§ Task input
......

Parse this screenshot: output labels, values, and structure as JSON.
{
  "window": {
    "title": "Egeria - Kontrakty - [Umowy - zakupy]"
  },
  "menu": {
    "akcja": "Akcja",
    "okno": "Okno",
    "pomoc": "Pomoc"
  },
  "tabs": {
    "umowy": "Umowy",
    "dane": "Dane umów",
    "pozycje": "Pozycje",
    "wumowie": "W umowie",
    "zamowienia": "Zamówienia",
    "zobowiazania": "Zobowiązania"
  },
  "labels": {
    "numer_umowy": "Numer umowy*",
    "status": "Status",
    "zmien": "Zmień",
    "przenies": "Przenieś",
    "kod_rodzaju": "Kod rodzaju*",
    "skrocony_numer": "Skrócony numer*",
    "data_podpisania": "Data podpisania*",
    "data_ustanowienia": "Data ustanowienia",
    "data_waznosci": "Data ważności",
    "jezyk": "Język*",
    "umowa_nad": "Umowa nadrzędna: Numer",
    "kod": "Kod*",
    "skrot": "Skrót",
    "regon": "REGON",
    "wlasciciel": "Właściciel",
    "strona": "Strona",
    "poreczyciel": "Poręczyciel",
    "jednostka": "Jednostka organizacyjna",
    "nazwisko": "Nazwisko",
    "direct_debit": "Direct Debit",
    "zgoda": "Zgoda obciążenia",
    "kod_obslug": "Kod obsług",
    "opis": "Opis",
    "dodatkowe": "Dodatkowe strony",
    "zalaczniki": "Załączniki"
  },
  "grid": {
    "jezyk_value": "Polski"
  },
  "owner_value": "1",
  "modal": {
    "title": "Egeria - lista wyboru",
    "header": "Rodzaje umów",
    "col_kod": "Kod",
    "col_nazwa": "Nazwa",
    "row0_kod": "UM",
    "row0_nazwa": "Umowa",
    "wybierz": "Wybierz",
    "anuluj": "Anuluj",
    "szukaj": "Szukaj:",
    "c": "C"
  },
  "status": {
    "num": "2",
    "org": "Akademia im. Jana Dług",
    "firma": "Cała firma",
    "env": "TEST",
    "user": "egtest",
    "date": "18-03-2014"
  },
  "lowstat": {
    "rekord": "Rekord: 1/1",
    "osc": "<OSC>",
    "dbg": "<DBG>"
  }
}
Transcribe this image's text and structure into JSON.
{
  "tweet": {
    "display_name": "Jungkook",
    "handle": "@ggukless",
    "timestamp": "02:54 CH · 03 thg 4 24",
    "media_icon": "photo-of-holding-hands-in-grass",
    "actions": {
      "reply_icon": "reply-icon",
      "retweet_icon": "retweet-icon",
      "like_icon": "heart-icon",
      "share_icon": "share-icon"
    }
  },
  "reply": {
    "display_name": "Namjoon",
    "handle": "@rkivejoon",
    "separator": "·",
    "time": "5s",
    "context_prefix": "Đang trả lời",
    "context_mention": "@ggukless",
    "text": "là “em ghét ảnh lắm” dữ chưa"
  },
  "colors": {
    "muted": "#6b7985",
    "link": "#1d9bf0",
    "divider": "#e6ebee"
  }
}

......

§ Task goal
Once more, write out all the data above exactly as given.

§ Solution for this task
Parse this screenshot: output labels, values, and structure as JSON.
{
  "window": {
    "title": "Egeria - Kontrakty - [Umowy - zakupy]"
  },
  "menu": {
    "akcja": "Akcja",
    "okno": "Okno",
    "pomoc": "Pomoc"
  },
  "tabs": {
    "umowy": "Umowy",
    "dane": "Dane umów",
    "pozycje": "Pozycje",
    "wumowie": "W umowie",
    "zamowienia": "Zamówienia",
    "zobowiazania": "Zobowiązania"
  },
  "labels": {
    "numer_umowy": "Numer umowy*",
    "status": "Status",
    "zmien": "Zmień",
    "przenies": "Przenieś",
    "kod_rodzaju": "Kod rodzaju*",
    "skrocony_numer": "Skrócony numer*",
    "data_podpisania": "Data podpisania*",
    "data_ustanowienia": "Data ustanowienia",
    "data_waznosci": "Data ważności",
    "jezyk": "Język*",
    "umowa_nad": "Umowa nadrzędna: Numer",
    "kod": "Kod*",
    "skrot": "Skrót",
    "regon": "REGON",
    "wlasciciel": "Właściciel",
    "strona": "Strona",
    "poreczyciel": "Poręczyciel",
    "jednostka": "Jednostka organizacyjna",
    "nazwisko": "Nazwisko",
    "direct_debit": "Direct Debit",
    "zgoda": "Zgoda obciążenia",
    "kod_obslug": "Kod obsług",
    "opis": "Opis",
    "dodatkowe": "Dodatkowe strony",
    "zalaczniki": "Załączniki"
  },
  "grid": {
    "jezyk_value": "Polski"
  },
  "owner_value": "1",
  "modal": {
    "title": "Egeria - lista wyboru",
    "header": "Rodzaje umów",
    "col_kod": "Kod",
    "col_nazwa": "Nazwa",
    "row0_kod": "UM",
    "row0_nazwa": "Umowa",
    "wybierz": "Wybierz",
    "anuluj": "Anuluj",
    "szukaj": "Szukaj:",
    "c": "C"
  },
  "status": {
    "num": "2",
    "org": "Akademia im. Jana Dług",
    "firma": "Cała firma",
    "env": "TEST",
    "user": "egtest",
    "date": "18-03-2014"
  },
  "lowstat": {
    "rekord": "Rekord: 1/1",
    "osc": "<OSC>",
    "dbg": "<DBG>"
  }
}
Transcribe this image's text and structure into JSON.
{
  "tweet": {
    "display_name": "Jungkook",
    "handle": "@ggukless",
    "timestamp": "02:54 CH · 03 thg 4 24",
    "media_icon": "photo-of-holding-hands-in-grass",
    "actions": {
      "reply_icon": "reply-icon",
      "retweet_icon": "retweet-icon",
      "like_icon": "heart-icon",
      "share_icon": "share-icon"
    }
  },
  "reply": {
    "display_name": "Namjoon",
    "handle": "@rkivejoon",
    "separator": "·",
    "time": "5s",
    "context_prefix": "Đang trả lời",
    "context_mention": "@ggukless",
    "text": "là “em ghét ảnh lắm” dữ chưa"
  },
  "colors": {
    "muted": "#6b7985",
    "link": "#1d9bf0",
    "divider": "#e6ebee"
  }
}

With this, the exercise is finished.